Giving a speech at the Infrastructure Lawyers Association Inaugural Dinner, Lord Carnwath spoke about how planning law has always been in a backdrop to his life – from early awareness of environmental activism to working on George Dorby’s report into the Planning System as a pupil barrister.

More recent influences in his life were major planning accomplishments he was involved in whilst practicing or as a member of the judiciary – including the Channel Tunnel, the St Pancras Eurostar terminal and the M25. He criticised some projects as victims of changes in policy, such as Cross-rail:

“It is galling to think that the project was being actively promoted before Parliamentary Committee when I was still at the Bar. As I recall, the committee got so fed up with changes in the government’s approach to funding that they threw it out, thus setting it back for more than a decade.”

Throughout the speech the theme was the essential role of law in planning:

“Good law makes things easy. It cannot prevent conflict, but it can prevent conflict causing unnecessary disruption. It does so by providing effective mechanisms for balancing the conflicting interests which inevitably arise.”

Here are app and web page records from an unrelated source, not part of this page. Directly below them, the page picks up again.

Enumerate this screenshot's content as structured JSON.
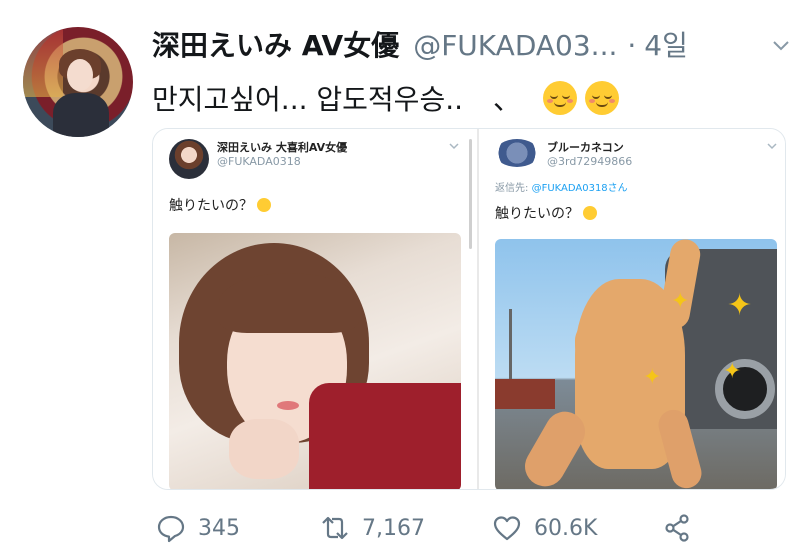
{
  "tweet": {
    "author_name": "深田えいみ AV女優",
    "author_handle": "@FUKADA03...",
    "separator": "·",
    "time": "4일",
    "text": "만지고싶어... 압도적우승..",
    "text_suffix": "、",
    "emoji": [
      "relieved-face",
      "relieved-face"
    ]
  },
  "media": {
    "left": {
      "name": "深田えいみ 大喜利AV女優",
      "handle": "@FUKADA0318",
      "text": "触りたいの？",
      "emoji": "relieved-face"
    },
    "right": {
      "name": "ブルーカネコン",
      "handle": "@3rd72949866",
      "reply_prefix": "返信先:",
      "reply_to": "@FUKADA0318さん",
      "text": "触りたいの？",
      "emoji": "relieved-face"
    }
  },
  "actions": {
    "reply_count": "345",
    "retweet_count": "7,167",
    "like_count": "60.6K"
  },
  "colors": {
    "text_primary": "#14171a",
    "text_secondary": "#657786",
    "link": "#1da1f2",
    "emoji": "#ffcc33"
  }
}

The Planning Act 2008 was favourably described as tackling “the fundamental problem of ensuring a firm policy base for any public consultation process into infrastructure projects of national significance”.

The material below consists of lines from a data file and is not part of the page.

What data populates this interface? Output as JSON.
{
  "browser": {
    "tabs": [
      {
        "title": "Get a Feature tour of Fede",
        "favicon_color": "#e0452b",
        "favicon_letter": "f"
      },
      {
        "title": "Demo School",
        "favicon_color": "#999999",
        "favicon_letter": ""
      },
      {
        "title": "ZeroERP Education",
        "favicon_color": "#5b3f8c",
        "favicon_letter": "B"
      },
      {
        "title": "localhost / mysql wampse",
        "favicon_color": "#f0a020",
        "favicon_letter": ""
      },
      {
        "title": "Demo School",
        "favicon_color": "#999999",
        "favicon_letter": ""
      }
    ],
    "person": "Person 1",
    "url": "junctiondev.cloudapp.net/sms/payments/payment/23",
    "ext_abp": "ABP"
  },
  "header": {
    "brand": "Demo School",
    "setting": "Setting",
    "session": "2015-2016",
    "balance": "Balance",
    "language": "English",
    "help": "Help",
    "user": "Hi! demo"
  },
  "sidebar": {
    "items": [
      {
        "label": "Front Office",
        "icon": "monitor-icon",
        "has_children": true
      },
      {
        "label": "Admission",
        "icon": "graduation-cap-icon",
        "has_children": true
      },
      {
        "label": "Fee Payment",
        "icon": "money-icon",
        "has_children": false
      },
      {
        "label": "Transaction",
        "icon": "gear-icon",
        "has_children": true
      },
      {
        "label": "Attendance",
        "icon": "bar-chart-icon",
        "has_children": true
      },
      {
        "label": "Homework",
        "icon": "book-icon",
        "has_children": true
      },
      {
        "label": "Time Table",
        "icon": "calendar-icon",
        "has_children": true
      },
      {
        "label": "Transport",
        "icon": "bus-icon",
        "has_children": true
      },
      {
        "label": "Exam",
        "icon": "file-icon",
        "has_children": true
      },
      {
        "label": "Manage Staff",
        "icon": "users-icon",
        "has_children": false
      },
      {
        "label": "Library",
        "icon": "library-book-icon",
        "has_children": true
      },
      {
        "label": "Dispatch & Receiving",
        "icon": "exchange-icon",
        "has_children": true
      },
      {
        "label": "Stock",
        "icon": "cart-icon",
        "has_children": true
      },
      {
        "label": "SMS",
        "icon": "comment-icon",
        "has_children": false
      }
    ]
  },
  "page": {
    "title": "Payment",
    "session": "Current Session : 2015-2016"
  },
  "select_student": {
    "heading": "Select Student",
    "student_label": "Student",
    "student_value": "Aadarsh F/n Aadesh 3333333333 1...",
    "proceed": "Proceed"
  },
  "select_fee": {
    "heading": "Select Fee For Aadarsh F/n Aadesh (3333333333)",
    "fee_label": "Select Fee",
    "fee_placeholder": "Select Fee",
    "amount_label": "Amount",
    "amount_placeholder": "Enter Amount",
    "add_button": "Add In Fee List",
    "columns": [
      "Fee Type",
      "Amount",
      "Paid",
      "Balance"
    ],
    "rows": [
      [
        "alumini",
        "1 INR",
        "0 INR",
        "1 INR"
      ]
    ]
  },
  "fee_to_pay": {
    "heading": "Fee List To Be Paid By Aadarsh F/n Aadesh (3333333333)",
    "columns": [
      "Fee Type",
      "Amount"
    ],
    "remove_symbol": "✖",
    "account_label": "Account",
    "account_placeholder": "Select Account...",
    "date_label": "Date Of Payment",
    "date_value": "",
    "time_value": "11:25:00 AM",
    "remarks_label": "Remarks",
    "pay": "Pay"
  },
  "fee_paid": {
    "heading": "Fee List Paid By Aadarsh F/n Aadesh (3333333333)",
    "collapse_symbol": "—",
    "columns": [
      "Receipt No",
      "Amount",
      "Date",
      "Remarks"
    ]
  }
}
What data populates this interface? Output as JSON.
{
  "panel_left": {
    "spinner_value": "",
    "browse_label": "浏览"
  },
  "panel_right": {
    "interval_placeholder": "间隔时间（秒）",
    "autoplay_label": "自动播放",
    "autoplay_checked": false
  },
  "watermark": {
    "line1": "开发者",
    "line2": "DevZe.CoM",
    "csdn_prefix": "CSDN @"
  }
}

Lord Carnwath finished by praising the judgment in Walton v The Scottish Ministers [2012] UKSC 44, stating that making the 2008 Act work as intended is in all our interests, and that generous rules of standing are important to provide a mechanism for listening to competing interests in national infrastructure projects. The full transcript is available here.